Health warning as winter vomiting bug spreads across Northern Ireland

That sickly feeling - beware the winter 'vomiting bug'

That sickly feeling - beware the winter 'vomiting bug'

The Public Health Agency (PHA) is making people aware of the presence of the winter vomiting and diarrhoea virus, also known as norovirus, circulating in the community.

The virus has been impacting nursing and residential homes, as well as some hospital services.

The PHA recommends simple, practical steps to minimise the risk of contracting the illness and of spreading the virus, especially to older people and those with underlying health conditions who may be more vulnerable.

Dr Lorraine Doherty, Assistant Director of Public Health (Health Protection) at the PHA, said: “It’s not unusual to see an increase in the winter vomiting and diarrhoea virus at this time of year, so we are urging people to take extra care with hand hygiene and, if you have the illness, take simple steps to prevent the spread.

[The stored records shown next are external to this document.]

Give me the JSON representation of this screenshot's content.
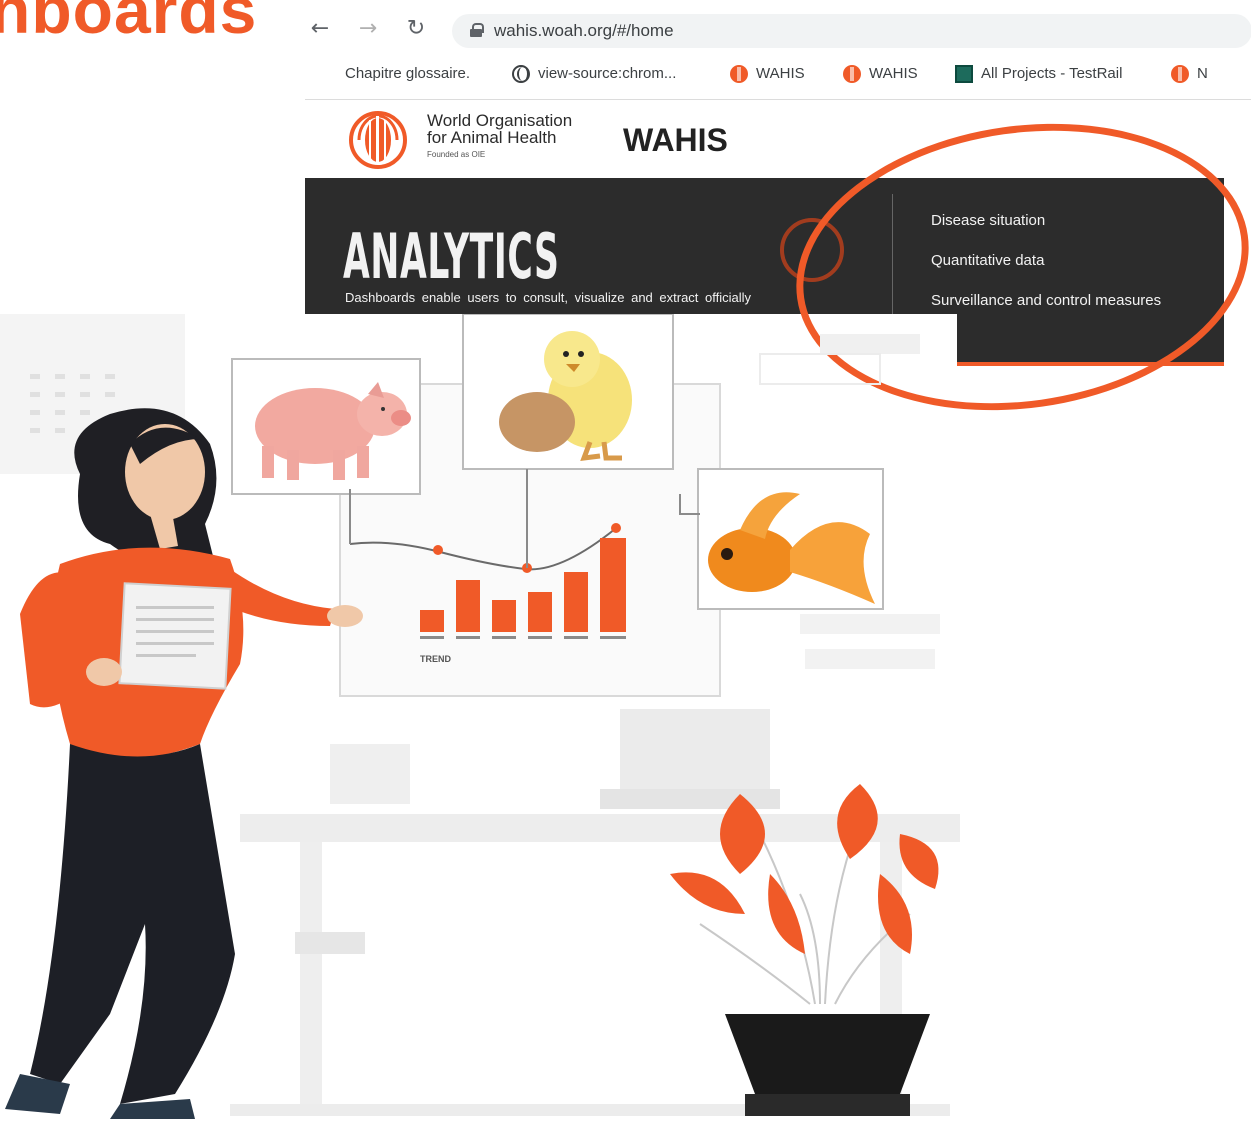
{
  "heading": {
    "text": "hboards"
  },
  "browser": {
    "url": "wahis.woah.org/#/home",
    "bookmarks": [
      {
        "label": "Chapitre glossaire.",
        "icon": "none"
      },
      {
        "label": "view-source:chrom...",
        "icon": "globe-icon"
      },
      {
        "label": "WAHIS",
        "icon": "woah-favicon-icon"
      },
      {
        "label": "WAHIS",
        "icon": "woah-favicon-icon"
      },
      {
        "label": "All Projects - TestRail",
        "icon": "testrail-icon"
      },
      {
        "label": "N",
        "icon": "woah-favicon-icon"
      }
    ]
  },
  "site": {
    "org_line1": "World Organisation",
    "org_line2": "for Animal Health",
    "org_line3": "Founded as OIE",
    "brand": "WAHIS"
  },
  "analytics": {
    "title": "ANALYTICS",
    "description": "Dashboards enable users to consult, visualize and extract officially",
    "menu": [
      "Disease situation",
      "Quantitative data",
      "Surveillance and control measures"
    ]
  },
  "illustration": {
    "chart_label": "TREND",
    "accent_color": "#f05a28"
  },
  "colors": {
    "accent": "#f05a28",
    "band": "#2c2c2c"
  }
}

“The most common symptoms are nausea, vomiting and diarrhoea, which can begin suddenly. This can also be accompanied by a raised temperature, headache and sore limbs.

“It is very important that people who have symptoms do not visit hospitals, their GP surgery, or nursing and residential homes. The illness can last as little as 12 hours or up to three days and the best treatment is to stay at home, rest, take plenty of fluids, and reduce contact with others, both in the home and at work.”

The very infectious virus can be easily spread in close-knit communities such as residential or nursing homes, schools, hospitals and workplaces.

The PHA recommends taking the following steps to help protect ourselves and others:

Always maintain good personal hygiene, in particular wash your hands after going to the toilet and before preparing or eating food.

If you are vomiting or have diarrhoea, don’t visit friends or relatives in hospital or residential and nursing homes, and avoid visiting your GP’s surgery – it is much better to phone for advice first.

Stay off school or work, until at least 48 hours after any symptoms stop.

Dr Doherty continued: “The reality for most people is that this is a short-term, unpleasant illness, with most of us getting better within a few days.

“However, we can all play our part in keeping it at bay and helping to protect more vulnerable people, to whom it can present a more serious risk. The PHA greatly values everyone’s help in following this advice.”

For further information for patients and visitors to healthcare facilities on norovirus and how to prevent the spread of infection, visit www.pha.site/leafletsHCAI

Also see: Advice on how to stay well at Christmas